The rub, of course, is that they’re 8-14 in said contests. Their most recent one was a 103-95 loss to the Magic on Monday, which Zach LaVine said left him “as upset as I’ve been over a game.” LaVine and Boylen credited the sting of that defeat to the fact that a win would have moved them into a tie for the eighth seed of the Eastern Conference — by all accounts, the playoffs remain a goal. That makes continuing to improve over the coming month, regardless of circumstance, all the more essential.
But qualities intrinsic to this team — their aggressive, up-tempo tendencies; their propensity for playing in high-leverage games — have the potential to make grueling stretches of the schedule downright sapping.

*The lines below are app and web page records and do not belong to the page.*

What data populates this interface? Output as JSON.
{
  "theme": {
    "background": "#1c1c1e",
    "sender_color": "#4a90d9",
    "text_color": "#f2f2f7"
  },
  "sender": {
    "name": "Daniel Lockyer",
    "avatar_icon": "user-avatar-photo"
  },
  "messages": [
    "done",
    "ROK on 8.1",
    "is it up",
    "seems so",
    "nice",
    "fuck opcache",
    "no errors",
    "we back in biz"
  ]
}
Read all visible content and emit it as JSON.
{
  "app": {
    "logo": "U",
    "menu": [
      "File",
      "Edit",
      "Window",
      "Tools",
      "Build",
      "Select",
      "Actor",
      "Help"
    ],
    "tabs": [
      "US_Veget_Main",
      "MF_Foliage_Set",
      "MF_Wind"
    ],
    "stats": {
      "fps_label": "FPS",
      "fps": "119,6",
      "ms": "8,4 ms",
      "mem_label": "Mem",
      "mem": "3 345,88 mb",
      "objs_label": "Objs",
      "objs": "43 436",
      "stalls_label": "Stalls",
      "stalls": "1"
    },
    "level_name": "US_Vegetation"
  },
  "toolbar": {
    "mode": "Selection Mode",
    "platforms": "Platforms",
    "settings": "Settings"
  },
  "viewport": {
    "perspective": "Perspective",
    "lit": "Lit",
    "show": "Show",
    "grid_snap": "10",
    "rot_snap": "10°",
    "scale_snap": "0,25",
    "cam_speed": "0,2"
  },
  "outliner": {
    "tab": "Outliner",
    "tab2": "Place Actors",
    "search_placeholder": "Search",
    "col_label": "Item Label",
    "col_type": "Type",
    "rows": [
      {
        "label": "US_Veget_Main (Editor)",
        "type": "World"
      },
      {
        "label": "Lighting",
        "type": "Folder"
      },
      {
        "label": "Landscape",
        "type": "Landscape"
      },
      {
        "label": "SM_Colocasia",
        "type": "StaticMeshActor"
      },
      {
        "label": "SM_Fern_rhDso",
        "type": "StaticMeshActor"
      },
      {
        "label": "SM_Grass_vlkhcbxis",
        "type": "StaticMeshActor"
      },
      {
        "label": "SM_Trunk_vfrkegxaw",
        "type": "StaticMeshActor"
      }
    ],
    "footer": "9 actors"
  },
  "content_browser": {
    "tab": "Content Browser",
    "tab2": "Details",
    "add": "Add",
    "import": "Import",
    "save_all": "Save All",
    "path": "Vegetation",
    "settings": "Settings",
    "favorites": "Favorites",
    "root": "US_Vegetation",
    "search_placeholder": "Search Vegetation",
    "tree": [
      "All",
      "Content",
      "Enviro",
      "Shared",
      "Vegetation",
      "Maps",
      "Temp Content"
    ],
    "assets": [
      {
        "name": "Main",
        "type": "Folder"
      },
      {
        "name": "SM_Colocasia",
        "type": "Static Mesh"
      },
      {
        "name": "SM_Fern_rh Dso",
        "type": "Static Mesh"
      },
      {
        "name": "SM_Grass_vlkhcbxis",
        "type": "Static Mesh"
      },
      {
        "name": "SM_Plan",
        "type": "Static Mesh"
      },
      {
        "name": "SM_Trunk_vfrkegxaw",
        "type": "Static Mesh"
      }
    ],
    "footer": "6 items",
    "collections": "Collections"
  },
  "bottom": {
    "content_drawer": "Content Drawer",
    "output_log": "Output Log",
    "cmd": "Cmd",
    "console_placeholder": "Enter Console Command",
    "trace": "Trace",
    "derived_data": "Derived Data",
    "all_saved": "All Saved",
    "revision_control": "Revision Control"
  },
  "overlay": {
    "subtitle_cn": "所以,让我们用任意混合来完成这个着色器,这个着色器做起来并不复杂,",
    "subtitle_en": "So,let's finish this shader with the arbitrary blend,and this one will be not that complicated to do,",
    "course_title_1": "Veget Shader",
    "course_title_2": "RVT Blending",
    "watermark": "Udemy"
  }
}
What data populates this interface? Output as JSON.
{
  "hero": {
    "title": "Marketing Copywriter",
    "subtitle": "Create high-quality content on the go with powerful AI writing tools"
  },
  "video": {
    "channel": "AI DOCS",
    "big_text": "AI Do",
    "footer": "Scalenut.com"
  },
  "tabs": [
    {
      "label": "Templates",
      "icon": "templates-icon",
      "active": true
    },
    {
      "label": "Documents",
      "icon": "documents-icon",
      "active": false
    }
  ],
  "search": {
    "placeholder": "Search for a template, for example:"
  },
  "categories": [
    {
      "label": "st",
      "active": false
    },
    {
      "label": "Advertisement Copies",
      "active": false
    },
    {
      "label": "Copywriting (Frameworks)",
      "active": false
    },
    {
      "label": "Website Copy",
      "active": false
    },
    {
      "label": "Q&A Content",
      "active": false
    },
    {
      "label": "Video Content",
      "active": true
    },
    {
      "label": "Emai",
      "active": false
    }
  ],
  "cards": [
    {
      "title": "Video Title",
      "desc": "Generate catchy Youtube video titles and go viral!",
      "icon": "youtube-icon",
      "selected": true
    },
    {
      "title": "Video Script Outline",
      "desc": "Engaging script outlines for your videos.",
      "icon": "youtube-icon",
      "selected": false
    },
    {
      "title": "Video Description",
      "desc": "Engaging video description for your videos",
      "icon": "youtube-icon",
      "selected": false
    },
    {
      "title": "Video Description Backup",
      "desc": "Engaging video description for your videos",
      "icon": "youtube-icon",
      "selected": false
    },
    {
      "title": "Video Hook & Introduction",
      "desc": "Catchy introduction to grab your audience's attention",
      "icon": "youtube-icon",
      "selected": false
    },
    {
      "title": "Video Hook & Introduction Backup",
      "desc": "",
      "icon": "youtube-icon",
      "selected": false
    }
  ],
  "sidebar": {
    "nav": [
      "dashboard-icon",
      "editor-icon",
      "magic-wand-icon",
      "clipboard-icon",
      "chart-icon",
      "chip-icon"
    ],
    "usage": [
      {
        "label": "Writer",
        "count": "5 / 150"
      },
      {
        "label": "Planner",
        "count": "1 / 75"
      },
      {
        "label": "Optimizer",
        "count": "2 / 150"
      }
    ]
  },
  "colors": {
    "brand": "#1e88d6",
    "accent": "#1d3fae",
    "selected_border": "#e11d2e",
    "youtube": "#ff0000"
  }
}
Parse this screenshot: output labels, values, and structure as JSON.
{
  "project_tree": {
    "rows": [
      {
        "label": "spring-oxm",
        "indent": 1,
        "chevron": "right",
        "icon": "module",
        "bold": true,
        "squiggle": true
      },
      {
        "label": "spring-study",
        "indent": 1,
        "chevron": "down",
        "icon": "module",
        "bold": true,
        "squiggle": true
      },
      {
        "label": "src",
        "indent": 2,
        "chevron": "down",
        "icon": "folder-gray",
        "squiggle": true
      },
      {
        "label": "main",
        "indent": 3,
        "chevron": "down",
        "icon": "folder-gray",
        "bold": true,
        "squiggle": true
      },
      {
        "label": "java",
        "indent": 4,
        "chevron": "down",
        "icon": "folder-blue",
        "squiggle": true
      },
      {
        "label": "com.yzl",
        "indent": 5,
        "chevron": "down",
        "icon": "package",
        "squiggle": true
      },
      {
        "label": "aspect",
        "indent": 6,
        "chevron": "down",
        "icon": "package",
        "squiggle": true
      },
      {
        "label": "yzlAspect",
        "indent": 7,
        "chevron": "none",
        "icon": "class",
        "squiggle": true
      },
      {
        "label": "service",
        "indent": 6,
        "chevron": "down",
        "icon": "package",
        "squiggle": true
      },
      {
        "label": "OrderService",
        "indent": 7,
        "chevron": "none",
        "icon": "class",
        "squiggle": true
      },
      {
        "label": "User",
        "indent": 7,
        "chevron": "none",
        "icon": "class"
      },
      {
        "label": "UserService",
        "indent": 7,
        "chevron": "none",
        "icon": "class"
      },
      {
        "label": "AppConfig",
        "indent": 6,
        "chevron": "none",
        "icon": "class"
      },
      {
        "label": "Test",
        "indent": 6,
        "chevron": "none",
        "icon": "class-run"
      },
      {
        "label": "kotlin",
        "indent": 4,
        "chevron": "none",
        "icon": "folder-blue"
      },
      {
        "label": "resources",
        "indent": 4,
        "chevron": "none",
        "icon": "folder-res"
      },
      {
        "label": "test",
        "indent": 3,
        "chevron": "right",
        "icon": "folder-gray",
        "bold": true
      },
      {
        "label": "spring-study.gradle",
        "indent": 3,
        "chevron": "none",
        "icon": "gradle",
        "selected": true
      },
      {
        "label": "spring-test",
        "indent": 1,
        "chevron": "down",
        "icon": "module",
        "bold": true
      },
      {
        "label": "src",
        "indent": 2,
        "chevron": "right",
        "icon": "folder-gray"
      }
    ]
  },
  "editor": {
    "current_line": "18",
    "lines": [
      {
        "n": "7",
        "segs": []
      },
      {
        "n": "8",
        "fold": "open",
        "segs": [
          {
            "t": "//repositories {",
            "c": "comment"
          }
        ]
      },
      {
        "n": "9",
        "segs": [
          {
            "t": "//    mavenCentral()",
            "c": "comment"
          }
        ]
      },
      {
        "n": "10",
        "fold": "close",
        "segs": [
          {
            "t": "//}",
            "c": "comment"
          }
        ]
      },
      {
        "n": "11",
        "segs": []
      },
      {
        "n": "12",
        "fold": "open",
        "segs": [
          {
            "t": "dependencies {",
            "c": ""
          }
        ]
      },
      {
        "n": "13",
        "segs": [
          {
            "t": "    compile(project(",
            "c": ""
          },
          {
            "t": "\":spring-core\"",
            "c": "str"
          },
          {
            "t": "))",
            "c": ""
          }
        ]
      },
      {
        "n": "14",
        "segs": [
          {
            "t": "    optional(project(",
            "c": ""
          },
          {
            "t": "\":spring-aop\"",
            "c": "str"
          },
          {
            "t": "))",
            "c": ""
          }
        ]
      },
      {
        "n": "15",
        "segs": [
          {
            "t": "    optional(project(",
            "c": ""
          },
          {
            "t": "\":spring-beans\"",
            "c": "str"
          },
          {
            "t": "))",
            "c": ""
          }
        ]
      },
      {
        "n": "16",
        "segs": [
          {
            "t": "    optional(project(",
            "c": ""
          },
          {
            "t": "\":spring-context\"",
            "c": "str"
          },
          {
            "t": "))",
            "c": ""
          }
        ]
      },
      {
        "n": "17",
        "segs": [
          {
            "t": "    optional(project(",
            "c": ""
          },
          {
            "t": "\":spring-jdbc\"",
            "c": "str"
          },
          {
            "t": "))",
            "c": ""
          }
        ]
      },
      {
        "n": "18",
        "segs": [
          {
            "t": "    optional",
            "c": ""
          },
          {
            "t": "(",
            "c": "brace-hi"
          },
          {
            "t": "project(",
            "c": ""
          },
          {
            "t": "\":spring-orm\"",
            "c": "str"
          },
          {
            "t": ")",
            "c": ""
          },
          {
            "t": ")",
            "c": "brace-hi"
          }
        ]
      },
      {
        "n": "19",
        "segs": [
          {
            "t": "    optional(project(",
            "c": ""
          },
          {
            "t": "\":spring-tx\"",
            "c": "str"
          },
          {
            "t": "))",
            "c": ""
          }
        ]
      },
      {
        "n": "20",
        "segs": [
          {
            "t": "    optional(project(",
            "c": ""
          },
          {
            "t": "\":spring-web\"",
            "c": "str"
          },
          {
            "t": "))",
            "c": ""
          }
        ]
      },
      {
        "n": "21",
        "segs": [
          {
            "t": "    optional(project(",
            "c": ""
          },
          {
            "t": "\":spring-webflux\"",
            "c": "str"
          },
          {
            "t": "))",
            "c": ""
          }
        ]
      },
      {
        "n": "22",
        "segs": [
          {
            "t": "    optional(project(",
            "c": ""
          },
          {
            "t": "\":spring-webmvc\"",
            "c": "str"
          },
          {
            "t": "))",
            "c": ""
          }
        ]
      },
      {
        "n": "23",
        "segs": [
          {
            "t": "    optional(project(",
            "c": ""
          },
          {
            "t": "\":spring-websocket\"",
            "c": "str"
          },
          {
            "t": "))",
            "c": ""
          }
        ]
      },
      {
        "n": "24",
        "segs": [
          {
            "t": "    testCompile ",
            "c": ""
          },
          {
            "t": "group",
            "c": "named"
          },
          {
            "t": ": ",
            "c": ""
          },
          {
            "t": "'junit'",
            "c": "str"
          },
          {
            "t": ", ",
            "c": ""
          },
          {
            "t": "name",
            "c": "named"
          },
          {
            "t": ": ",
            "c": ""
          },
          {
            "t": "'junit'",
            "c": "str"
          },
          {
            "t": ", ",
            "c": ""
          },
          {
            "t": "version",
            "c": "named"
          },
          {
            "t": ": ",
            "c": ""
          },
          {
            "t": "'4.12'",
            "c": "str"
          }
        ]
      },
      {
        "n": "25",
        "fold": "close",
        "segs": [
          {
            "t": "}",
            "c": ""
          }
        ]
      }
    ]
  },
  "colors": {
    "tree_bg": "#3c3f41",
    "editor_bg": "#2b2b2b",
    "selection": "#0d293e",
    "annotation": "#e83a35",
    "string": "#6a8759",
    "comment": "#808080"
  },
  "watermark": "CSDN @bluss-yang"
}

"We play really physical basketball where we run a lot, we put a lot of pressure, so obviously we are a little fresher at the beginning [of games]," Satoransky said Thursday of the team's in-game playstyle. "That's a challenge for this team, and I know we still struggle in those situations, but I think we are getting better at them and I think it's going to be good lessons for us for the future of the season."
That future is now, and the organization, top to bottom, is aware of it.
“I'm really trying to figure out how to keep us as fresh as possible. I've been studying it.” Jim Boylen said. “I meet with Chip [Schaefer, Director of Sports Performance] on our numbers, our camera numbers. There's a lot that goes into it, our recovery numbers, I get a printout every day of our recovery. I'll get a printout from this practice of how much energy each guy's used, his mechanical load. I'll study it, and we'll study it, and we'll figure it out.
“There's a lot that goes into it and it's important to me to manage this team appropriately. We want to run and we have a very active defense, so those things can drain you… It's all part of this process, but 17 games in a month is tough.”
Boylen added that the team will likely get creative managing everything from practices and shootaround schedules, to in-game timeout usage to try to keep them fresh. But, Boylen also stressed, no single opponent — or string of them — is going to get the team too high or too low.
“I think number of games,” Boylen said of which aspect of their January slate looms largest. “I don't go into a game saying, well this team's better than us, or this team's not. We want to play our basketball, play good basketball, prepare for the things we can control and keep growing.”
Attention Dish and Sling customers! You have lost your Bulls games on NBC Sports Chicago. To switch providers, visit mysportschicago.com.